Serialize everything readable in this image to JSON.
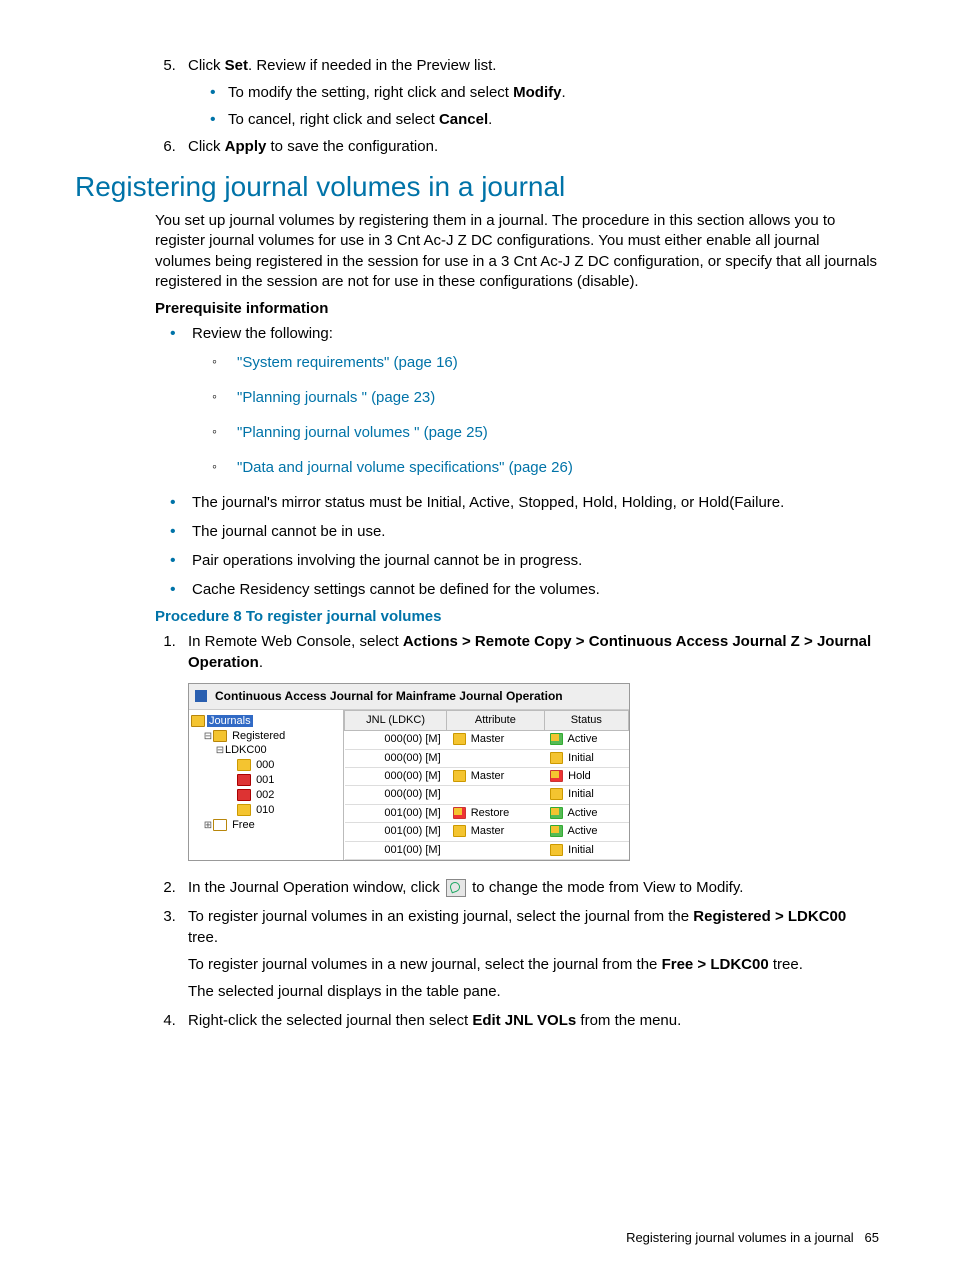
{
  "steps_a": {
    "s5_pre": "Click ",
    "s5_bold": "Set",
    "s5_post": ". Review if needed in the Preview list.",
    "s5_sub1_pre": "To modify the setting, right click and select ",
    "s5_sub1_bold": "Modify",
    "s5_sub1_post": ".",
    "s5_sub2_pre": "To cancel, right click and select ",
    "s5_sub2_bold": "Cancel",
    "s5_sub2_post": ".",
    "s6_pre": "Click ",
    "s6_bold": "Apply",
    "s6_post": " to save the configuration."
  },
  "heading": "Registering journal volumes in a journal",
  "intro": "You set up journal volumes by registering them in a journal. The procedure in this section allows you to register journal volumes for use in 3 Cnt Ac-J Z DC configurations. You must either enable all journal volumes being registered in the session for use in a 3 Cnt Ac-J Z DC configuration, or specify that all journals registered in the session are not for use in these configurations (disable).",
  "prereq_head": "Prerequisite information",
  "bullets": {
    "b1_lead": "Review the following:",
    "links": [
      "\"System requirements\" (page 16)",
      "\"Planning journals \" (page 23)",
      "\"Planning journal volumes \" (page 25)",
      "\"Data and journal volume specifications\" (page 26)"
    ],
    "b2": "The journal's mirror status must be Initial, Active, Stopped, Hold, Holding, or Hold(Failure.",
    "b3": "The journal cannot be in use.",
    "b4": "Pair operations involving the journal cannot be in progress.",
    "b5": "Cache Residency settings cannot be defined for the volumes."
  },
  "proc_head": "Procedure 8 To register journal volumes",
  "proc": {
    "s1_pre": "In Remote Web Console, select ",
    "s1_bold": "Actions > Remote Copy > Continuous Access Journal Z > Journal Operation",
    "s1_post": ".",
    "s2_pre": "In the Journal Operation window, click ",
    "s2_post": " to change the mode from View to Modify.",
    "s3_pre": "To register journal volumes in an existing journal, select the journal from the ",
    "s3_bold": "Registered > LDKC00",
    "s3_post": " tree.",
    "s3_p2_pre": "To register journal volumes in a new journal, select the journal from the ",
    "s3_p2_bold": "Free > LDKC00",
    "s3_p2_post": " tree.",
    "s3_p3": "The selected journal displays in the table pane.",
    "s4_pre": "Right-click the selected journal then select ",
    "s4_bold": "Edit JNL VOLs",
    "s4_post": " from the menu."
  },
  "app": {
    "title": "Continuous Access Journal for Mainframe Journal Operation",
    "tree": {
      "root": "Journals",
      "registered": "Registered",
      "ldkc": "LDKC00",
      "n000": "000",
      "n001": "001",
      "n002": "002",
      "n010": "010",
      "free": "Free"
    },
    "cols": {
      "c1": "JNL (LDKC)",
      "c2": "Attribute",
      "c3": "Status"
    },
    "rows": [
      {
        "jnl": "000(00) [M]",
        "attr": "Master",
        "status": "Active"
      },
      {
        "jnl": "000(00) [M]",
        "attr": "",
        "status": "Initial"
      },
      {
        "jnl": "000(00) [M]",
        "attr": "Master",
        "status": "Hold"
      },
      {
        "jnl": "000(00) [M]",
        "attr": "",
        "status": "Initial"
      },
      {
        "jnl": "001(00) [M]",
        "attr": "Restore",
        "status": "Active"
      },
      {
        "jnl": "001(00) [M]",
        "attr": "Master",
        "status": "Active"
      },
      {
        "jnl": "001(00) [M]",
        "attr": "",
        "status": "Initial"
      }
    ]
  },
  "footer": {
    "text": "Registering journal volumes in a journal",
    "page": "65"
  }
}
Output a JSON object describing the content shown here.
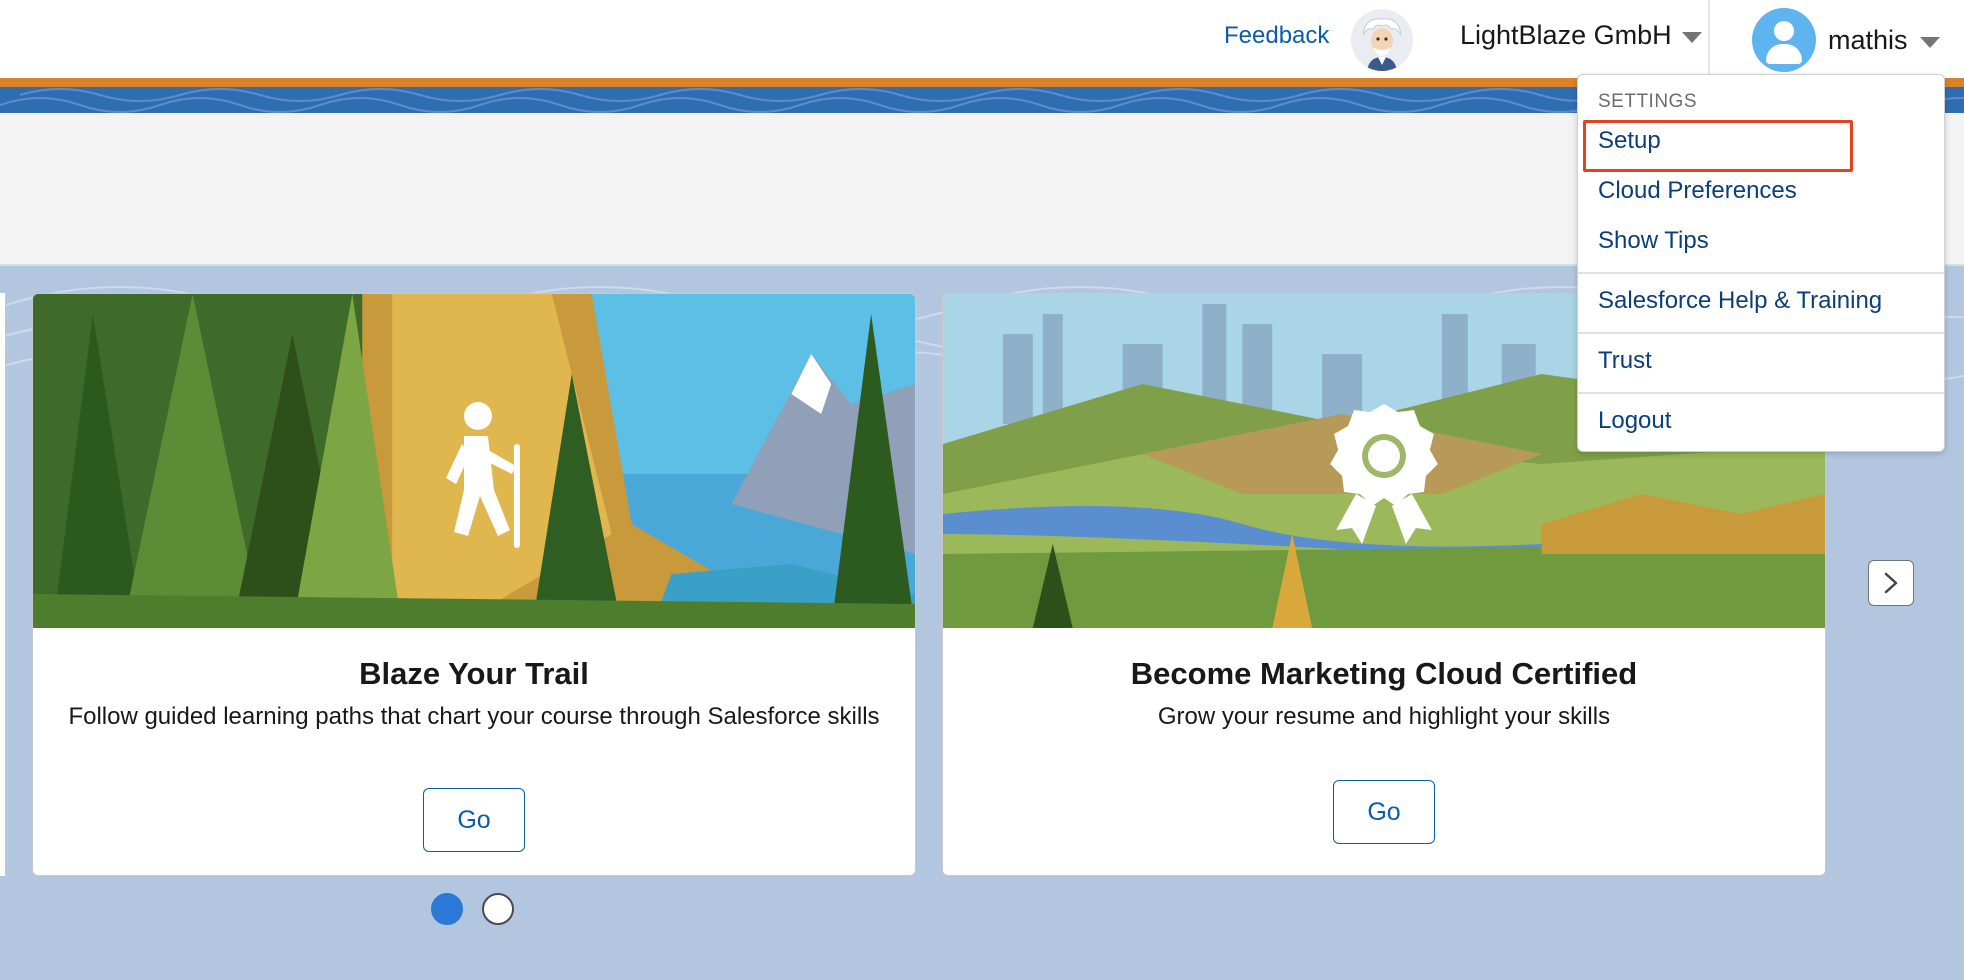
{
  "header": {
    "feedback": "Feedback",
    "org_name": "LightBlaze GmbH",
    "user_name": "mathis"
  },
  "user_menu": {
    "section": "SETTINGS",
    "items": [
      "Setup",
      "Cloud Preferences",
      "Show Tips",
      "Salesforce Help & Training",
      "Trust",
      "Logout"
    ],
    "highlighted": "Setup"
  },
  "cards": [
    {
      "title": "Blaze Your Trail",
      "description": "Follow guided learning paths that chart your course through Salesforce skills",
      "button": "Go",
      "icon": "hiker-icon"
    },
    {
      "title": "Become Marketing Cloud Certified",
      "description": "Grow your resume and highlight your skills",
      "button": "Go",
      "icon": "certification-badge-icon"
    }
  ],
  "carousel": {
    "pages": 2,
    "active_page": 1
  },
  "colors": {
    "brand_blue": "#0b5cab",
    "accent_orange": "#d8822b",
    "highlight_red": "#e0451f",
    "dot_active": "#2b78d6"
  }
}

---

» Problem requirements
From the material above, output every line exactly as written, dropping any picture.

» Task output
Serialize everything readable in this image to JSON.
{
  "steps_a": {
    "s5_pre": "Click ",
    "s5_bold": "Set",
    "s5_post": ". Review if needed in the Preview list.",
    "s5_sub1_pre": "To modify the setting, right click and select ",
    "s5_sub1_bold": "Modify",
    "s5_sub1_post": ".",
    "s5_sub2_pre": "To cancel, right click and select ",
    "s5_sub2_bold": "Cancel",
    "s5_sub2_post": ".",
    "s6_pre": "Click ",
    "s6_bold": "Apply",
    "s6_post": " to save the configuration."
  },
  "heading": "Registering journal volumes in a journal",
  "intro": "You set up journal volumes by registering them in a journal. The procedure in this section allows you to register journal volumes for use in 3 Cnt Ac-J Z DC configurations. You must either enable all journal volumes being registered in the session for use in a 3 Cnt Ac-J Z DC configuration, or specify that all journals registered in the session are not for use in these configurations (disable).",
  "prereq_head": "Prerequisite information",
  "bullets": {
    "b1_lead": "Review the following:",
    "links": [
      "\"System requirements\" (page 16)",
      "\"Planning journals \" (page 23)",
      "\"Planning journal volumes \" (page 25)",
      "\"Data and journal volume specifications\" (page 26)"
    ],
    "b2": "The journal's mirror status must be Initial, Active, Stopped, Hold, Holding, or Hold(Failure.",
    "b3": "The journal cannot be in use.",
    "b4": "Pair operations involving the journal cannot be in progress.",
    "b5": "Cache Residency settings cannot be defined for the volumes."
  },
  "proc_head": "Procedure 8 To register journal volumes",
  "proc": {
    "s1_pre": "In Remote Web Console, select ",
    "s1_bold": "Actions > Remote Copy > Continuous Access Journal Z > Journal Operation",
    "s1_post": ".",
    "s2_pre": "In the Journal Operation window, click ",
    "s2_post": " to change the mode from View to Modify.",
    "s3_pre": "To register journal volumes in an existing journal, select the journal from the ",
    "s3_bold": "Registered > LDKC00",
    "s3_post": " tree.",
    "s3_p2_pre": "To register journal volumes in a new journal, select the journal from the ",
    "s3_p2_bold": "Free > LDKC00",
    "s3_p2_post": " tree.",
    "s3_p3": "The selected journal displays in the table pane.",
    "s4_pre": "Right-click the selected journal then select ",
    "s4_bold": "Edit JNL VOLs",
    "s4_post": " from the menu."
  },
  "app": {
    "title": "Continuous Access Journal for Mainframe Journal Operation",
    "tree": {
      "root": "Journals",
      "registered": "Registered",
      "ldkc": "LDKC00",
      "n000": "000",
      "n001": "001",
      "n002": "002",
      "n010": "010",
      "free": "Free"
    },
    "cols": {
      "c1": "JNL (LDKC)",
      "c2": "Attribute",
      "c3": "Status"
    },
    "rows": [
      {
        "jnl": "000(00) [M]",
        "attr": "Master",
        "status": "Active"
      },
      {
        "jnl": "000(00) [M]",
        "attr": "",
        "status": "Initial"
      },
      {
        "jnl": "000(00) [M]",
        "attr": "Master",
        "status": "Hold"
      },
      {
        "jnl": "000(00) [M]",
        "attr": "",
        "status": "Initial"
      },
      {
        "jnl": "001(00) [M]",
        "attr": "Restore",
        "status": "Active"
      },
      {
        "jnl": "001(00) [M]",
        "attr": "Master",
        "status": "Active"
      },
      {
        "jnl": "001(00) [M]",
        "attr": "",
        "status": "Initial"
      }
    ]
  },
  "footer": {
    "text": "Registering journal volumes in a journal",
    "page": "65"
  }
}
Output a JSON object describing the content shown here.
{
  "header": {
    "feedback": "Feedback",
    "org_name": "LightBlaze GmbH",
    "user_name": "mathis"
  },
  "user_menu": {
    "section": "SETTINGS",
    "items": [
      "Setup",
      "Cloud Preferences",
      "Show Tips",
      "Salesforce Help & Training",
      "Trust",
      "Logout"
    ],
    "highlighted": "Setup"
  },
  "cards": [
    {
      "title": "Blaze Your Trail",
      "description": "Follow guided learning paths that chart your course through Salesforce skills",
      "button": "Go",
      "icon": "hiker-icon"
    },
    {
      "title": "Become Marketing Cloud Certified",
      "description": "Grow your resume and highlight your skills",
      "button": "Go",
      "icon": "certification-badge-icon"
    }
  ],
  "carousel": {
    "pages": 2,
    "active_page": 1
  },
  "colors": {
    "brand_blue": "#0b5cab",
    "accent_orange": "#d8822b",
    "highlight_red": "#e0451f",
    "dot_active": "#2b78d6"
  }
}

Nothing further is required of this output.